Problem description → When the material ends, stop; until then, set down every line exactly.

Data in this exercise →

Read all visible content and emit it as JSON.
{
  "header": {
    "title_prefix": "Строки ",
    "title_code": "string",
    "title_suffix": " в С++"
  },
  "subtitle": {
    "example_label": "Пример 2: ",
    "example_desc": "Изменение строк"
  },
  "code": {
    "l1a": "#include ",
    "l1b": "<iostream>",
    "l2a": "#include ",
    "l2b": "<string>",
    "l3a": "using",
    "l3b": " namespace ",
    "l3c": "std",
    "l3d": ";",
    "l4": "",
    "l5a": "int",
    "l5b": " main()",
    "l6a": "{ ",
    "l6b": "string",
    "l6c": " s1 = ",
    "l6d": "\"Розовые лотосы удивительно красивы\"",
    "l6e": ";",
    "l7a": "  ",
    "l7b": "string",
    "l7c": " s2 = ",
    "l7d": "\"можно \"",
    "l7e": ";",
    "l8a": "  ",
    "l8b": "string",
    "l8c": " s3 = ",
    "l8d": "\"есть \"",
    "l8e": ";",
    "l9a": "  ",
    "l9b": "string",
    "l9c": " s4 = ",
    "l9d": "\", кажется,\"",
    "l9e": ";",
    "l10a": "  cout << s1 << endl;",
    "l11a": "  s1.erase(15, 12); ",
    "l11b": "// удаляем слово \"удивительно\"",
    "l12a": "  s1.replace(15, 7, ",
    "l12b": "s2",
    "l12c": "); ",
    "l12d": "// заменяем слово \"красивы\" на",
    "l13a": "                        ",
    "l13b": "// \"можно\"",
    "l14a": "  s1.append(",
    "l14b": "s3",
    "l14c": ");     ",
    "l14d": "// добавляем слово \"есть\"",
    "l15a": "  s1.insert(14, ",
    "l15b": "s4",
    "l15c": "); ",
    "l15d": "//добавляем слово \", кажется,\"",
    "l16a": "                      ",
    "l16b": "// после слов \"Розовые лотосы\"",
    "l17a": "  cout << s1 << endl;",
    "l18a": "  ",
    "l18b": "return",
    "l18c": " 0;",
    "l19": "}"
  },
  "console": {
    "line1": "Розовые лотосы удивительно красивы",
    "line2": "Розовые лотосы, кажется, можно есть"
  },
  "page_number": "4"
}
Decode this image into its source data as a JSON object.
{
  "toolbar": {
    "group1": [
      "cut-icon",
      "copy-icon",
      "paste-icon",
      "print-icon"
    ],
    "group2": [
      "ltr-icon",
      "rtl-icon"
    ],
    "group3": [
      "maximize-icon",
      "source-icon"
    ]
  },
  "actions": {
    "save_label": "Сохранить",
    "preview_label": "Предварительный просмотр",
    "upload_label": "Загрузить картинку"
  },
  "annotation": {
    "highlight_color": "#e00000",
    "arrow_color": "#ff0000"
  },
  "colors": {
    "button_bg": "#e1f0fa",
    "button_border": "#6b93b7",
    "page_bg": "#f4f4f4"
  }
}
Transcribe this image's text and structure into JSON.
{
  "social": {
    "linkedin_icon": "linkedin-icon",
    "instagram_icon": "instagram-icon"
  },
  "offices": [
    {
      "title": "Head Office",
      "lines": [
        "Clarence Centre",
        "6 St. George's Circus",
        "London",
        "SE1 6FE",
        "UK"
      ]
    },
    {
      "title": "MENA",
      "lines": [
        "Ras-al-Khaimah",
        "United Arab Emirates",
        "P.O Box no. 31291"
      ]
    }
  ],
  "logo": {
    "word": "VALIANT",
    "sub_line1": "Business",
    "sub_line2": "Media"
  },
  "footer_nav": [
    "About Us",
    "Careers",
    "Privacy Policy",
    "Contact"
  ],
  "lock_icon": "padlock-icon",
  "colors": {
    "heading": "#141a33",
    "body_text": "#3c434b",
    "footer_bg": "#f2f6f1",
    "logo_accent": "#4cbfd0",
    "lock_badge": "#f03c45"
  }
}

Your response →
Read all visible content and emit it as JSON.
{
  "header": {
    "title_prefix": "Строки ",
    "title_code": "string",
    "title_suffix": " в С++"
  },
  "subtitle": {
    "example_label": "Пример 2: ",
    "example_desc": "Изменение строк"
  },
  "code": {
    "l1a": "#include ",
    "l1b": "<iostream>",
    "l2a": "#include ",
    "l2b": "<string>",
    "l3a": "using",
    "l3b": " namespace ",
    "l3c": "std",
    "l3d": ";",
    "l4": "",
    "l5a": "int",
    "l5b": " main()",
    "l6a": "{ ",
    "l6b": "string",
    "l6c": " s1 = ",
    "l6d": "\"Розовые лотосы удивительно красивы\"",
    "l6e": ";",
    "l7a": "  ",
    "l7b": "string",
    "l7c": " s2 = ",
    "l7d": "\"можно \"",
    "l7e": ";",
    "l8a": "  ",
    "l8b": "string",
    "l8c": " s3 = ",
    "l8d": "\"есть \"",
    "l8e": ";",
    "l9a": "  ",
    "l9b": "string",
    "l9c": " s4 = ",
    "l9d": "\", кажется,\"",
    "l9e": ";",
    "l10a": "  cout << s1 << endl;",
    "l11a": "  s1.erase(15, 12); ",
    "l11b": "// удаляем слово \"удивительно\"",
    "l12a": "  s1.replace(15, 7, ",
    "l12b": "s2",
    "l12c": "); ",
    "l12d": "// заменяем слово \"красивы\" на",
    "l13a": "                        ",
    "l13b": "// \"можно\"",
    "l14a": "  s1.append(",
    "l14b": "s3",
    "l14c": ");     ",
    "l14d": "// добавляем слово \"есть\"",
    "l15a": "  s1.insert(14, ",
    "l15b": "s4",
    "l15c": "); ",
    "l15d": "//добавляем слово \", кажется,\"",
    "l16a": "                      ",
    "l16b": "// после слов \"Розовые лотосы\"",
    "l17a": "  cout << s1 << endl;",
    "l18a": "  ",
    "l18b": "return",
    "l18c": " 0;",
    "l19": "}"
  },
  "console": {
    "line1": "Розовые лотосы удивительно красивы",
    "line2": "Розовые лотосы, кажется, можно есть"
  },
  "page_number": "4"
}
Decode this image into its source data as a JSON object.
{
  "toolbar": {
    "group1": [
      "cut-icon",
      "copy-icon",
      "paste-icon",
      "print-icon"
    ],
    "group2": [
      "ltr-icon",
      "rtl-icon"
    ],
    "group3": [
      "maximize-icon",
      "source-icon"
    ]
  },
  "actions": {
    "save_label": "Сохранить",
    "preview_label": "Предварительный просмотр",
    "upload_label": "Загрузить картинку"
  },
  "annotation": {
    "highlight_color": "#e00000",
    "arrow_color": "#ff0000"
  },
  "colors": {
    "button_bg": "#e1f0fa",
    "button_border": "#6b93b7",
    "page_bg": "#f4f4f4"
  }
}
Transcribe this image's text and structure into JSON.
{
  "social": {
    "linkedin_icon": "linkedin-icon",
    "instagram_icon": "instagram-icon"
  },
  "offices": [
    {
      "title": "Head Office",
      "lines": [
        "Clarence Centre",
        "6 St. George's Circus",
        "London",
        "SE1 6FE",
        "UK"
      ]
    },
    {
      "title": "MENA",
      "lines": [
        "Ras-al-Khaimah",
        "United Arab Emirates",
        "P.O Box no. 31291"
      ]
    }
  ],
  "logo": {
    "word": "VALIANT",
    "sub_line1": "Business",
    "sub_line2": "Media"
  },
  "footer_nav": [
    "About Us",
    "Careers",
    "Privacy Policy",
    "Contact"
  ],
  "lock_icon": "padlock-icon",
  "colors": {
    "heading": "#141a33",
    "body_text": "#3c434b",
    "footer_bg": "#f2f6f1",
    "logo_accent": "#4cbfd0",
    "lock_badge": "#f03c45"
  }
}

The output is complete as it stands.